But I had to know what luggage tasted like, so I took a bite. Sure enough, I discovered one does not necessarily have to eat luggage to know what it tastes like. In fact, one only need to take one bite of the pizza from this packed pizza joint to find out. It not only tasted like luggage, but on the scale of luggage quality, it wasn't even a good brand.
I really don't know how anyone can screw up pizza this badly, but apparently it can be done. I couldn't begin to identify the type of cheese or spices that were used. But they were just wrong. And the dough was the same quality of the crepe we once ate in downtown Morges, that we were certain was made from an Amazon.com shipping box.
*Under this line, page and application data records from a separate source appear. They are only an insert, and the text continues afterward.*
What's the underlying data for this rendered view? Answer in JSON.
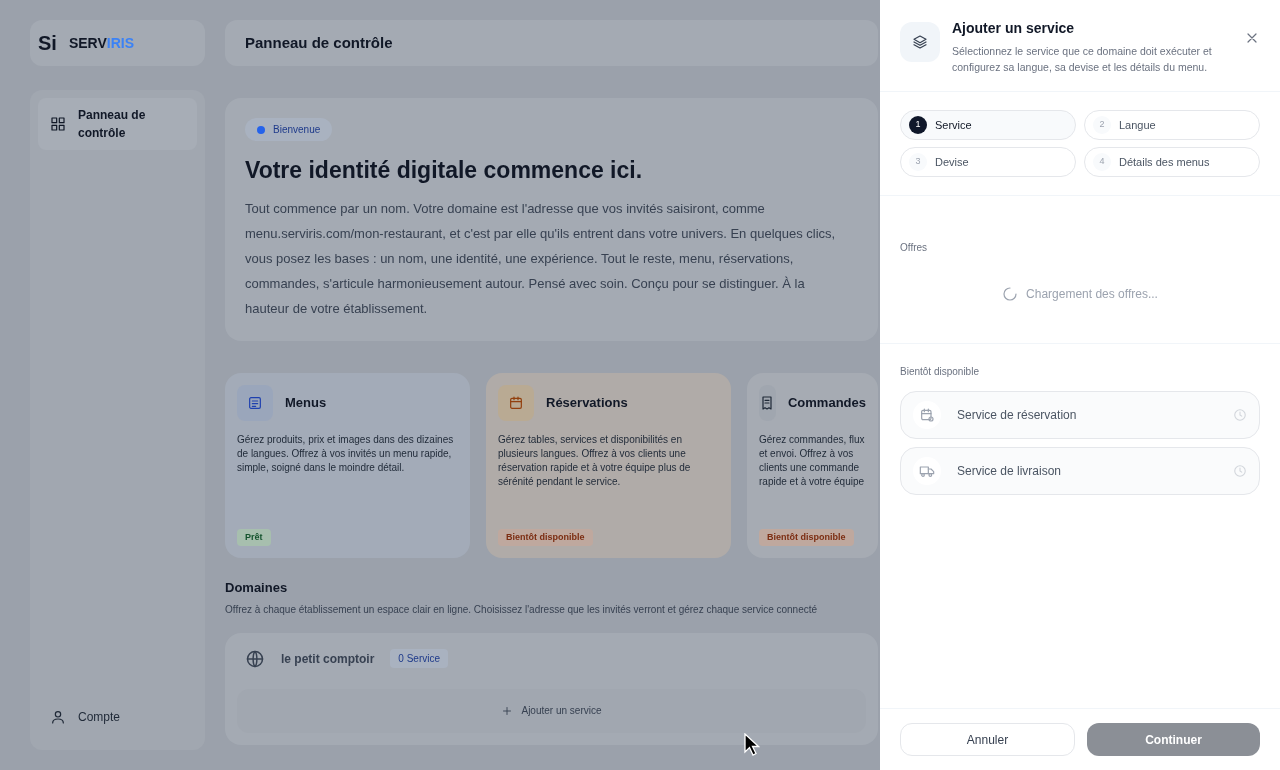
{
  "background": {
    "logo": {
      "mark": "Si",
      "name_dark": "SERV",
      "name_accent": "IRIS"
    },
    "header_title": "Panneau de contrôle",
    "sidebar": {
      "items": [
        {
          "label": "Panneau de contrôle",
          "selected": true
        }
      ],
      "footer_item": "Compte"
    },
    "welcome": {
      "badge": "Bienvenue",
      "title": "Votre identité digitale commence ici.",
      "text": "Tout commence par un nom. Votre domaine est l'adresse que vos invités saisiront, comme menu.serviris.com/mon-restaurant, et c'est par elle qu'ils entrent dans votre univers. En quelques clics, vous posez les bases : un nom, une identité, une expérience. Tout le reste, menu, réservations, commandes, s'articule harmonieusement autour. Pensé avec soin. Conçu pour se distinguer. À la hauteur de votre établissement."
    },
    "feature_cards": [
      {
        "kind": "menus",
        "title": "Menus",
        "text": "Gérez produits, prix et images dans des dizaines de langues. Offrez à vos invités un menu rapide, simple, soigné dans le moindre détail.",
        "badge": "Prêt",
        "ready": true
      },
      {
        "kind": "reservations",
        "title": "Réservations",
        "text": "Gérez tables, services et disponibilités en plusieurs langues. Offrez à vos clients une réservation rapide et à votre équipe plus de sérénité pendant le service.",
        "badge": "Bientôt disponible",
        "ready": false
      },
      {
        "kind": "orders",
        "title": "Commandes",
        "text": "Gérez commandes, flux et envoi. Offrez à vos clients une commande rapide et à votre équipe",
        "badge": "Bientôt disponible",
        "ready": false
      }
    ],
    "domains": {
      "title": "Domaines",
      "text": "Offrez à chaque établissement un espace clair en ligne. Choisissez l'adresse que les invités verront et gérez chaque service connecté",
      "items": [
        {
          "name": "le petit comptoir",
          "badge": "0 Service",
          "add_label": "Ajouter un service"
        }
      ]
    }
  },
  "dialog": {
    "title": "Ajouter un service",
    "subtitle": "Sélectionnez le service que ce domaine doit exécuter et configurez sa langue, sa devise et les détails du menu.",
    "steps": [
      {
        "number": "1",
        "label": "Service",
        "selected": true
      },
      {
        "number": "2",
        "label": "Langue",
        "selected": false
      },
      {
        "number": "3",
        "label": "Devise",
        "selected": false
      },
      {
        "number": "4",
        "label": "Détails des menus",
        "selected": false
      }
    ],
    "offers": {
      "title": "Offres",
      "loading_text": "Chargement des offres..."
    },
    "coming_soon": {
      "title": "Bientôt disponible",
      "items": [
        {
          "kind": "reservation",
          "label": "Service de réservation"
        },
        {
          "kind": "delivery",
          "label": "Service de livraison"
        }
      ]
    },
    "buttons": {
      "cancel": "Annuler",
      "continue": "Continuer",
      "continue_disabled": true
    }
  }
}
We were sure there were plenty of other restaurants in our area that possibly had decent pizza, but neither of us dared to try. We never ate at another pizza since.
Until we were in Venice last week. There, we ate pizza every day for lunch. I'm not ashamed to say that I even bordered on gluttony. Seriously Internet. It's Italy. I haven't eaten a pizza in over a year. Do you think I'm going to let a little thing like gluten and wheat sensitivity stop me from partaking in all of Italy's finest foods? I threw caution to the wind and with help of a daily probiotic, the wheat and gluten didn't bother me too much.
Now that I'm home, I'm back to my wheat-free ways until our next trip out of Switzerland. Like I'm going to waste my wheat indulgences on luggage or Amazon boxes.
Some around here, however, have a different point of view.
"Pizza, luggage, cardboard, Dansko's. I'm not picky."